On Monday, May 18, 2009, the United States Supreme Court granted Alabama death row prisoner Holly Wood’s request for review in Wood v. Allen (No. 08-9156).
The Court will address two legal questions arising from Mr. Wood’s case. The first question tests the failure of an inexperienced defense lawyer to present in a capital sentencing proceeding evidence of the defendant’s severe mental impairment.
The second question addresses how federal courts should review state court factual findings under a 1996 law that drastically changed the role of federal courts in ruling on federal habeas corpus petitions from state prisoners.
Holly Wood, a Black man with an IQ less than 70, was too poor to hire a lawyer. The trial court appointed him a lawyer who had just been admitted to the Bar and had no experience in criminal law.

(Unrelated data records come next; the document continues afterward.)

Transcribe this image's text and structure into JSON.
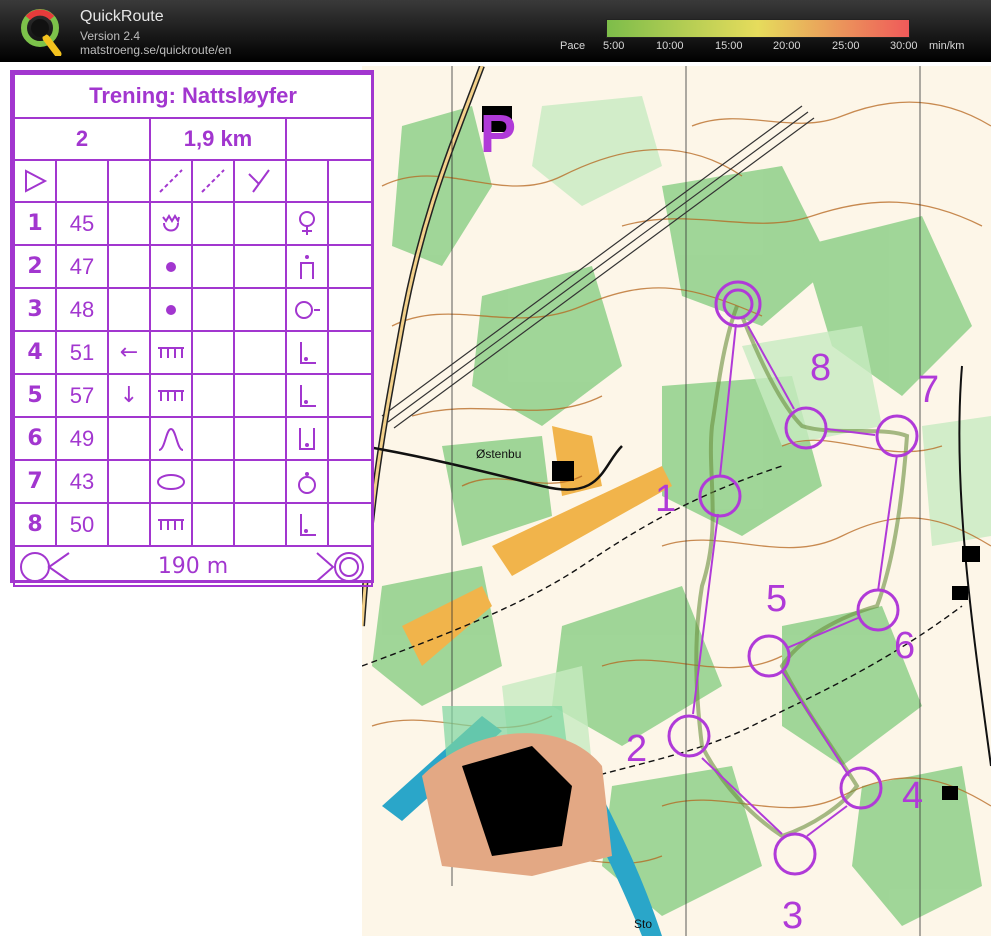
{
  "app": {
    "title": "QuickRoute",
    "version": "Version 2.4",
    "url": "matstroeng.se/quickroute/en"
  },
  "pace_legend": {
    "label": "Pace",
    "ticks": [
      "5:00",
      "10:00",
      "15:00",
      "20:00",
      "25:00",
      "30:00"
    ],
    "unit": "min/km",
    "colors": {
      "low": "#7dbd4a",
      "mid": "#e6dc5c",
      "high": "#ef5a5a"
    }
  },
  "control_description": {
    "title": "Trening: Nattsløyfer",
    "course": "2",
    "length": "1,9 km",
    "controls": [
      {
        "number": "1",
        "code": "45",
        "direction": "",
        "feature": "rootstock-icon",
        "location": "waterhole-icon"
      },
      {
        "number": "2",
        "code": "47",
        "direction": "",
        "feature": "dot-icon",
        "location": "foot-icon"
      },
      {
        "number": "3",
        "code": "48",
        "direction": "",
        "feature": "dot-icon",
        "location": "side-icon"
      },
      {
        "number": "4",
        "code": "51",
        "direction": "←",
        "feature": "rootstock-bar-icon",
        "location": "foot-corner-icon"
      },
      {
        "number": "5",
        "code": "57",
        "direction": "↓",
        "feature": "rootstock-bar-icon",
        "location": "foot-corner-icon"
      },
      {
        "number": "6",
        "code": "49",
        "direction": "",
        "feature": "knoll-icon",
        "location": "between-icon"
      },
      {
        "number": "7",
        "code": "43",
        "direction": "",
        "feature": "oval-icon",
        "location": "top-icon"
      },
      {
        "number": "8",
        "code": "50",
        "direction": "",
        "feature": "rootstock-bar-icon",
        "location": "foot-corner-icon"
      }
    ],
    "finish_distance": "190 m"
  },
  "map": {
    "place_name": "Østenbu",
    "place_name_2": "Sto",
    "parking_label": "P",
    "course_color": "#b03ad8",
    "control_labels": [
      "1",
      "2",
      "3",
      "4",
      "5",
      "6",
      "7",
      "8"
    ]
  }
}
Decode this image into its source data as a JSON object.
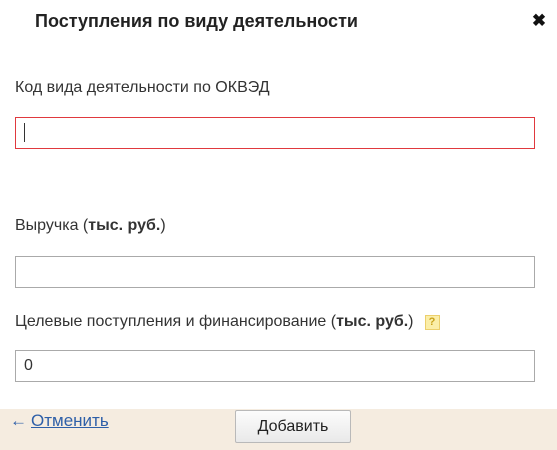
{
  "dialog": {
    "title": "Поступления по виду деятельности",
    "close_icon": "close-icon"
  },
  "fields": {
    "okved": {
      "label": "Код вида деятельности по ОКВЭД",
      "value": "",
      "error_color": "#e0393e"
    },
    "revenue": {
      "label": "Выручка",
      "unit": "тыс. руб.",
      "value": ""
    },
    "target_income": {
      "label": "Целевые поступления и финансирование",
      "unit": "тыс. руб.",
      "help_icon": "question-mark-icon",
      "help_text": "?",
      "value": "0"
    }
  },
  "footer": {
    "cancel_arrow": "←",
    "cancel_label": "Отменить",
    "add_label": "Добавить",
    "background": "#f5ece0",
    "link_color": "#2e5fa8"
  }
}
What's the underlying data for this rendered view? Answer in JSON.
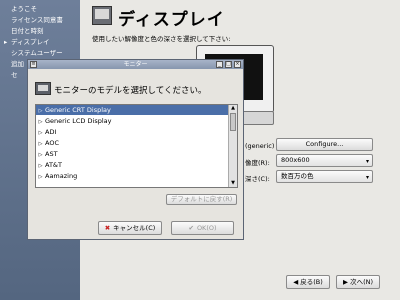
{
  "sidebar": {
    "items": [
      {
        "label": "ようこそ",
        "current": false
      },
      {
        "label": "ライセンス同意書",
        "current": false
      },
      {
        "label": "日付と時刻",
        "current": false
      },
      {
        "label": "ディスプレイ",
        "current": true
      },
      {
        "label": "システムユーザー",
        "current": false
      },
      {
        "label": "追加",
        "current": false
      },
      {
        "label": "セ",
        "current": false
      }
    ]
  },
  "main": {
    "title": "ディスプレイ",
    "instruction": "使用したい解像度と色の深さを選択して下さい:",
    "monitor_value": "(generic)",
    "configure_label": "Configure...",
    "resolution_label": "像度(R):",
    "resolution_value": "800x600",
    "depth_label": "深さ(C):",
    "depth_value": "数百万の色",
    "back_label": "戻る(B)",
    "next_label": "次へ(N)"
  },
  "dialog": {
    "title": "モニター",
    "prompt": "モニターのモデルを選択してください。",
    "models": [
      {
        "label": "Generic CRT Display",
        "selected": true
      },
      {
        "label": "Generic LCD Display",
        "selected": false
      },
      {
        "label": "ADI",
        "selected": false
      },
      {
        "label": "AOC",
        "selected": false
      },
      {
        "label": "AST",
        "selected": false
      },
      {
        "label": "AT&T",
        "selected": false
      },
      {
        "label": "Aamazing",
        "selected": false
      }
    ],
    "reset_label": "デフォルトに戻す(R)",
    "cancel_label": "キャンセル(C)",
    "ok_label": "OK(O)"
  },
  "colors": {
    "sidebar_bg": "#5f7190",
    "selection": "#4a6ea8",
    "titlebar": "#8796ae"
  }
}
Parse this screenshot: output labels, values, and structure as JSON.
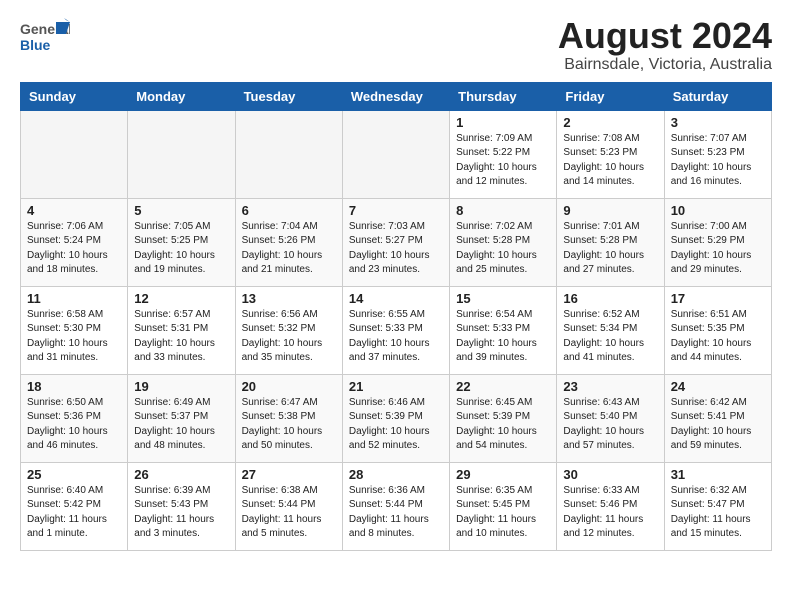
{
  "header": {
    "logo_general": "General",
    "logo_blue": "Blue",
    "month_title": "August 2024",
    "location": "Bairnsdale, Victoria, Australia"
  },
  "weekdays": [
    "Sunday",
    "Monday",
    "Tuesday",
    "Wednesday",
    "Thursday",
    "Friday",
    "Saturday"
  ],
  "weeks": [
    [
      {
        "day": "",
        "empty": true
      },
      {
        "day": "",
        "empty": true
      },
      {
        "day": "",
        "empty": true
      },
      {
        "day": "",
        "empty": true
      },
      {
        "day": "1",
        "sunrise": "7:09 AM",
        "sunset": "5:22 PM",
        "daylight": "10 hours and 12 minutes."
      },
      {
        "day": "2",
        "sunrise": "7:08 AM",
        "sunset": "5:23 PM",
        "daylight": "10 hours and 14 minutes."
      },
      {
        "day": "3",
        "sunrise": "7:07 AM",
        "sunset": "5:23 PM",
        "daylight": "10 hours and 16 minutes."
      }
    ],
    [
      {
        "day": "4",
        "sunrise": "7:06 AM",
        "sunset": "5:24 PM",
        "daylight": "10 hours and 18 minutes."
      },
      {
        "day": "5",
        "sunrise": "7:05 AM",
        "sunset": "5:25 PM",
        "daylight": "10 hours and 19 minutes."
      },
      {
        "day": "6",
        "sunrise": "7:04 AM",
        "sunset": "5:26 PM",
        "daylight": "10 hours and 21 minutes."
      },
      {
        "day": "7",
        "sunrise": "7:03 AM",
        "sunset": "5:27 PM",
        "daylight": "10 hours and 23 minutes."
      },
      {
        "day": "8",
        "sunrise": "7:02 AM",
        "sunset": "5:28 PM",
        "daylight": "10 hours and 25 minutes."
      },
      {
        "day": "9",
        "sunrise": "7:01 AM",
        "sunset": "5:28 PM",
        "daylight": "10 hours and 27 minutes."
      },
      {
        "day": "10",
        "sunrise": "7:00 AM",
        "sunset": "5:29 PM",
        "daylight": "10 hours and 29 minutes."
      }
    ],
    [
      {
        "day": "11",
        "sunrise": "6:58 AM",
        "sunset": "5:30 PM",
        "daylight": "10 hours and 31 minutes."
      },
      {
        "day": "12",
        "sunrise": "6:57 AM",
        "sunset": "5:31 PM",
        "daylight": "10 hours and 33 minutes."
      },
      {
        "day": "13",
        "sunrise": "6:56 AM",
        "sunset": "5:32 PM",
        "daylight": "10 hours and 35 minutes."
      },
      {
        "day": "14",
        "sunrise": "6:55 AM",
        "sunset": "5:33 PM",
        "daylight": "10 hours and 37 minutes."
      },
      {
        "day": "15",
        "sunrise": "6:54 AM",
        "sunset": "5:33 PM",
        "daylight": "10 hours and 39 minutes."
      },
      {
        "day": "16",
        "sunrise": "6:52 AM",
        "sunset": "5:34 PM",
        "daylight": "10 hours and 41 minutes."
      },
      {
        "day": "17",
        "sunrise": "6:51 AM",
        "sunset": "5:35 PM",
        "daylight": "10 hours and 44 minutes."
      }
    ],
    [
      {
        "day": "18",
        "sunrise": "6:50 AM",
        "sunset": "5:36 PM",
        "daylight": "10 hours and 46 minutes."
      },
      {
        "day": "19",
        "sunrise": "6:49 AM",
        "sunset": "5:37 PM",
        "daylight": "10 hours and 48 minutes."
      },
      {
        "day": "20",
        "sunrise": "6:47 AM",
        "sunset": "5:38 PM",
        "daylight": "10 hours and 50 minutes."
      },
      {
        "day": "21",
        "sunrise": "6:46 AM",
        "sunset": "5:39 PM",
        "daylight": "10 hours and 52 minutes."
      },
      {
        "day": "22",
        "sunrise": "6:45 AM",
        "sunset": "5:39 PM",
        "daylight": "10 hours and 54 minutes."
      },
      {
        "day": "23",
        "sunrise": "6:43 AM",
        "sunset": "5:40 PM",
        "daylight": "10 hours and 57 minutes."
      },
      {
        "day": "24",
        "sunrise": "6:42 AM",
        "sunset": "5:41 PM",
        "daylight": "10 hours and 59 minutes."
      }
    ],
    [
      {
        "day": "25",
        "sunrise": "6:40 AM",
        "sunset": "5:42 PM",
        "daylight": "11 hours and 1 minute."
      },
      {
        "day": "26",
        "sunrise": "6:39 AM",
        "sunset": "5:43 PM",
        "daylight": "11 hours and 3 minutes."
      },
      {
        "day": "27",
        "sunrise": "6:38 AM",
        "sunset": "5:44 PM",
        "daylight": "11 hours and 5 minutes."
      },
      {
        "day": "28",
        "sunrise": "6:36 AM",
        "sunset": "5:44 PM",
        "daylight": "11 hours and 8 minutes."
      },
      {
        "day": "29",
        "sunrise": "6:35 AM",
        "sunset": "5:45 PM",
        "daylight": "11 hours and 10 minutes."
      },
      {
        "day": "30",
        "sunrise": "6:33 AM",
        "sunset": "5:46 PM",
        "daylight": "11 hours and 12 minutes."
      },
      {
        "day": "31",
        "sunrise": "6:32 AM",
        "sunset": "5:47 PM",
        "daylight": "11 hours and 15 minutes."
      }
    ]
  ],
  "labels": {
    "sunrise": "Sunrise:",
    "sunset": "Sunset:",
    "daylight": "Daylight:"
  }
}
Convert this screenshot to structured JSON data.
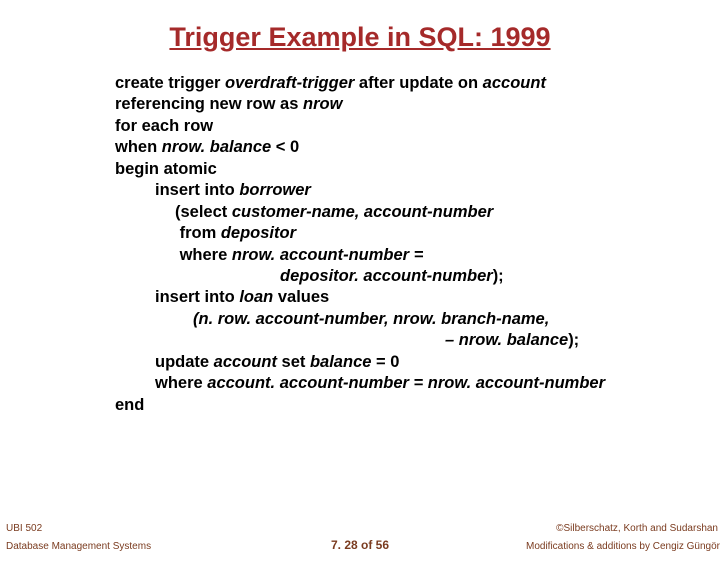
{
  "title": "Trigger Example in SQL: 1999",
  "code": {
    "l1a": "create trigger ",
    "l1b": "overdraft-trigger ",
    "l1c": "after update on ",
    "l1d": "account",
    "l2a": "referencing new row as ",
    "l2b": "nrow",
    "l3": "for each row",
    "l4a": "when ",
    "l4b": "nrow. balance ",
    "l4c": "< 0",
    "l5": "begin atomic",
    "l6a": "insert into ",
    "l6b": "borrower",
    "l7a": "(select ",
    "l7b": "customer-name, account-number",
    "l8a": "from ",
    "l8b": "depositor",
    "l9a": "where ",
    "l9b": "nrow. account-number =",
    "l10b": "depositor. account-number",
    "l10c": ");",
    "l11a": "insert into ",
    "l11b": "loan ",
    "l11c": "values",
    "l12b": "(n. row. account-number, nrow. branch-name,",
    "l13b": "– nrow. balance",
    "l13c": ");",
    "l14a": "update ",
    "l14b": "account ",
    "l14c": "set ",
    "l14d": "balance ",
    "l14e": "= 0",
    "l15a": "where ",
    "l15b": "account. account-number = nrow. account-number",
    "l16": "end"
  },
  "footer": {
    "leftTop": "UBI 502",
    "leftBottom": "Database Management Systems",
    "center": "7. 28 of 56",
    "rightTop": "©Silberschatz, Korth and Sudarshan",
    "rightBottom": "Modifications & additions by Cengiz Güngör"
  }
}
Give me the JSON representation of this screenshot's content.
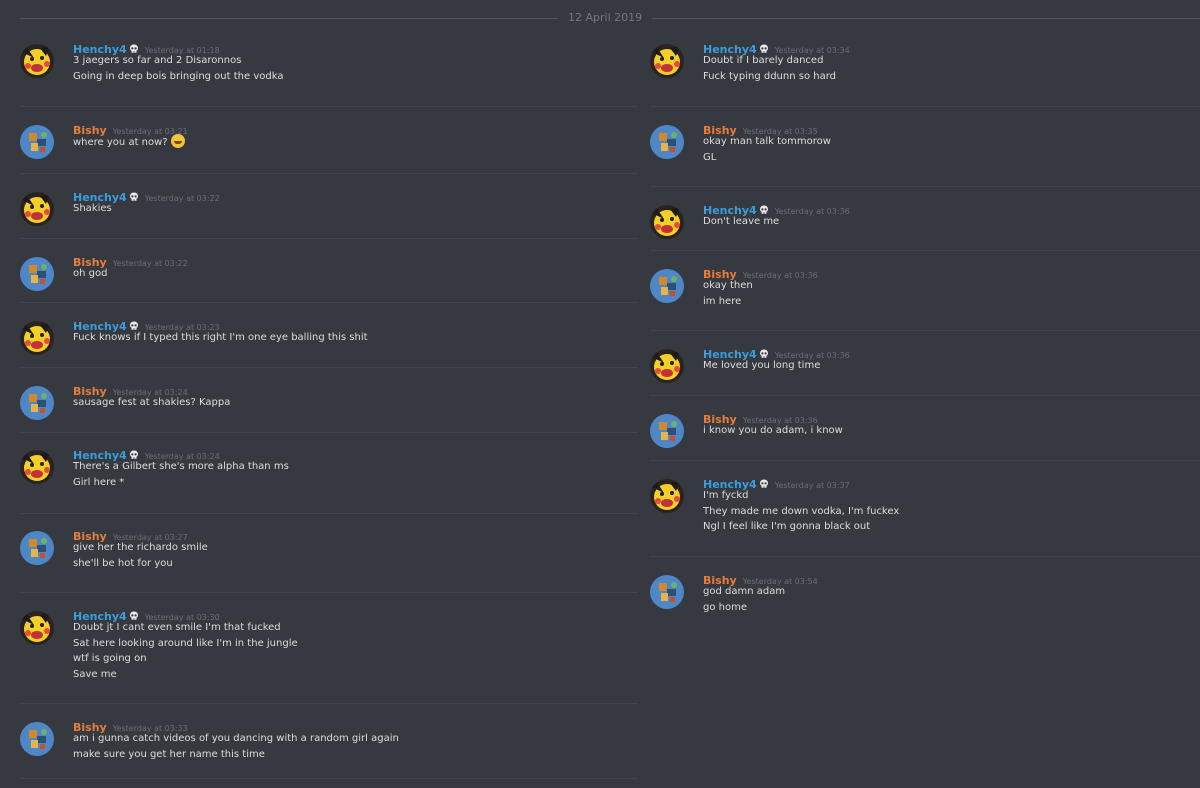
{
  "date_divider": "12 April 2019",
  "icons": {
    "avatar_henchy": "pikachu-avatar-icon",
    "avatar_bishy": "blue-game-avatar-icon",
    "badge": "skull-icon",
    "emoji": "grinning-emoji-icon"
  },
  "colors": {
    "background": "#36393f",
    "henchy": "#3b9ddd",
    "bishy": "#e67e3c",
    "text": "#dcddde",
    "timestamp": "#6a6e75"
  },
  "left_messages": [
    {
      "author": "Henchy4",
      "time": "Yesterday at 01:18",
      "lines": [
        "3 jaegers so far and 2 Disaronnos",
        "Going in deep bois bringing out the vodka"
      ]
    },
    {
      "author": "Bishy",
      "time": "Yesterday at 03:21",
      "lines": [
        "where you at now?"
      ]
    },
    {
      "author": "Henchy4",
      "time": "Yesterday at 03:22",
      "lines": [
        "Shakies"
      ]
    },
    {
      "author": "Bishy",
      "time": "Yesterday at 03:22",
      "lines": [
        "oh god"
      ]
    },
    {
      "author": "Henchy4",
      "time": "Yesterday at 03:23",
      "lines": [
        "Fuck knows if I typed this right I'm one eye balling this shit"
      ]
    },
    {
      "author": "Bishy",
      "time": "Yesterday at 03:24",
      "lines": [
        "sausage fest at shakies? Kappa"
      ]
    },
    {
      "author": "Henchy4",
      "time": "Yesterday at 03:24",
      "lines": [
        "There's a Gilbert she's more alpha than ms",
        "Girl here *"
      ]
    },
    {
      "author": "Bishy",
      "time": "Yesterday at 03:27",
      "lines": [
        "give her the richardo smile",
        "she'll be hot for you"
      ]
    },
    {
      "author": "Henchy4",
      "time": "Yesterday at 03:30",
      "lines": [
        "Doubt jt I cant even smile I'm that fucked",
        "Sat here looking around like I'm in the jungle",
        "wtf is going on",
        "Save me"
      ]
    },
    {
      "author": "Bishy",
      "time": "Yesterday at 03:33",
      "lines": [
        "am i gunna catch videos of you dancing with a random girl again",
        "make sure you get her name this time"
      ]
    }
  ],
  "right_messages": [
    {
      "author": "Henchy4",
      "time": "Yesterday at 03:34",
      "lines": [
        "Doubt if I barely danced",
        "Fuck typing ddunn so hard"
      ]
    },
    {
      "author": "Bishy",
      "time": "Yesterday at 03:35",
      "lines": [
        "okay man talk tommorow",
        "GL"
      ]
    },
    {
      "author": "Henchy4",
      "time": "Yesterday at 03:36",
      "lines": [
        "Don't leave me"
      ]
    },
    {
      "author": "Bishy",
      "time": "Yesterday at 03:36",
      "lines": [
        "okay then",
        "im here"
      ]
    },
    {
      "author": "Henchy4",
      "time": "Yesterday at 03:36",
      "lines": [
        "Me loved you long time"
      ]
    },
    {
      "author": "Bishy",
      "time": "Yesterday at 03:36",
      "lines": [
        "i know you do adam, i know"
      ]
    },
    {
      "author": "Henchy4",
      "time": "Yesterday at 03:37",
      "lines": [
        "I'm fyckd",
        "They made me down vodka, I'm fuckex",
        "Ngl I feel like  I'm gonna black out"
      ]
    },
    {
      "author": "Bishy",
      "time": "Yesterday at 03:54",
      "lines": [
        "god damn adam",
        "go home"
      ]
    }
  ]
}
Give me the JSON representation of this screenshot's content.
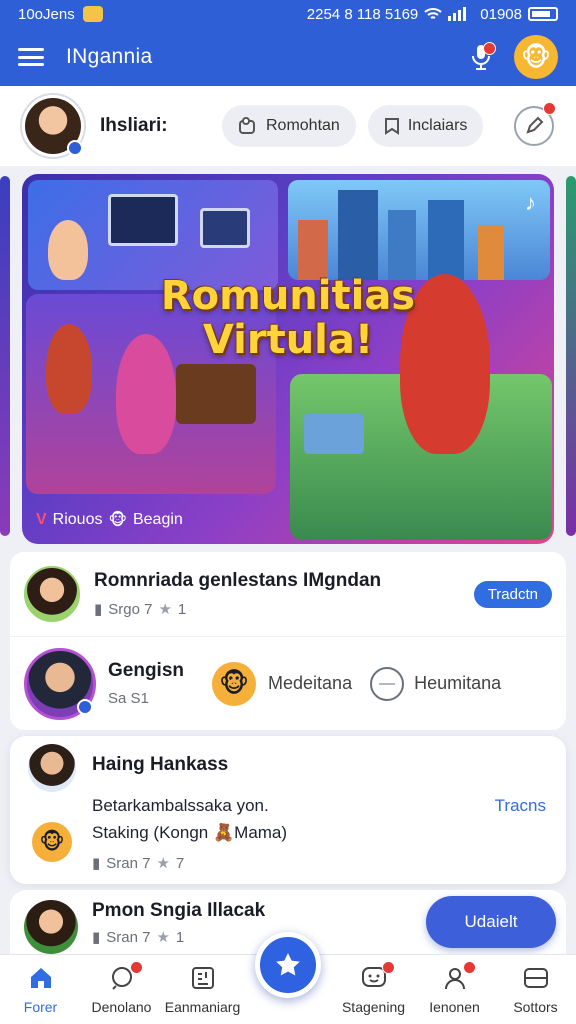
{
  "status_bar": {
    "left_text": "10oJens",
    "right_text": "2254 8 118 5169",
    "battery_text": "01908"
  },
  "app_bar": {
    "title": "INgannia"
  },
  "profile": {
    "name": "Ihsliari:",
    "pills": [
      {
        "label": "Romohtan",
        "icon": "group-icon"
      },
      {
        "label": "Inclaiars",
        "icon": "bookmark-icon"
      }
    ]
  },
  "banner": {
    "title_line1": "Romunitias",
    "title_line2": "Virtula!",
    "footer_label": "Riouos",
    "footer_label2": "Beagin"
  },
  "feed": {
    "row1": {
      "title": "Romnriada genlestans IMgndan",
      "meta_a": "Srgo 7",
      "meta_b": "1",
      "tag": "Tradctn"
    },
    "row2": {
      "title": "Gengisn",
      "meta": "Sa S1",
      "chip1": "Medeitana",
      "chip2": "Heumitana"
    },
    "row3": {
      "title": "Haing Hankass",
      "line1": "Betarkambalssaka yon.",
      "line2": "Staking (Kongn",
      "line2b": "Mama)",
      "meta_a": "Sran 7",
      "meta_b": "7",
      "link": "Tracns"
    },
    "row4": {
      "title": "Pmon Sngia Illacak",
      "meta_a": "Sran 7",
      "meta_b": "1",
      "button": "Udaielt"
    }
  },
  "bottom_nav": [
    {
      "label": "Forer",
      "icon": "home-icon",
      "active": true
    },
    {
      "label": "Denolano",
      "icon": "chat-icon",
      "badge": true
    },
    {
      "label": "Eanmaniarg",
      "icon": "grid-icon"
    },
    {
      "label": "Stagening",
      "icon": "smiley-chat-icon",
      "badge": true
    },
    {
      "label": "Ienonen",
      "icon": "person-icon",
      "badge": true
    },
    {
      "label": "Sottors",
      "icon": "settings-icon"
    }
  ],
  "colors": {
    "primary": "#2f5fd6",
    "accent": "#2f6de0",
    "badge": "#e53935",
    "title_yellow": "#ffd43b"
  }
}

Although two other lawyers were appointed, they did not help Mr. Wood’s inexperienced counsel to investigate or present evidence at the sentencing phase.
Counsel did not pursue evidence of Mr. Wood’s severe mental impairments as a mitigating factor even though a competency evaluation revealed that Mr. Wood could not read at better than a third-grade level and had a low IQ. Mr. Wood was convicted and sentenced to death.
Then, in 2002, the United States Supreme Court held in Atkins v. Virginia that the Constitution forbids the execution of intellectually disabled people. An Alabama appeals court ordered a hearing to determine whether Mr. Wood is intellectually disabled and whether his lawyer was ineffective for failing to present evidence of his intellectual disability at trial.
Evidence at that hearing showed, and the State agreed, that Mr. Wood’s IQ falls within the intellectually disabled range and that he has has significant limitations in functional academics.
The State wrote an order stating that Mr. Wood nonetheless is not intellectually disabled and that his lawyer made a strategic decision not to put on evidence of his intellectual diability at trial. The trial judge adopted that order word-for-word — a practice that has been criticized by the appellate courts but is common in Alabama. The Alabama Court of Criminal Appeals in turn adopted those findings and the Alabama Supreme Court refused to review the case.
The federal district court did not disagree with the state court’s adopted findings about intellectual disability but found that the evidence did not support the state court’s finding that Mr. Wood’s trial lawyer made a strategic decision not to present evidence of his intellectual disability. The federal court vacated Mr. Wood’s death sentence. That ruling was reversed by the federal appeals court, and Mr. Wood appealed to the United States Supreme Court.
The case highlights Alabama’s failure to provide adequate representation to defendants facing the death penalty. Alabama is the only state in the country without a state-funded program to provide legal assistance to death row prisoners. There is no state-wide public defender program in the state and over half of the more than 200 people on Alabama’s death row were represented at trial by appointed lawyers whose compensation for out-of-court preparation was capped at $1000.
The Court will hear argument on Mr. Wood’s case after its new term begins in October 2009.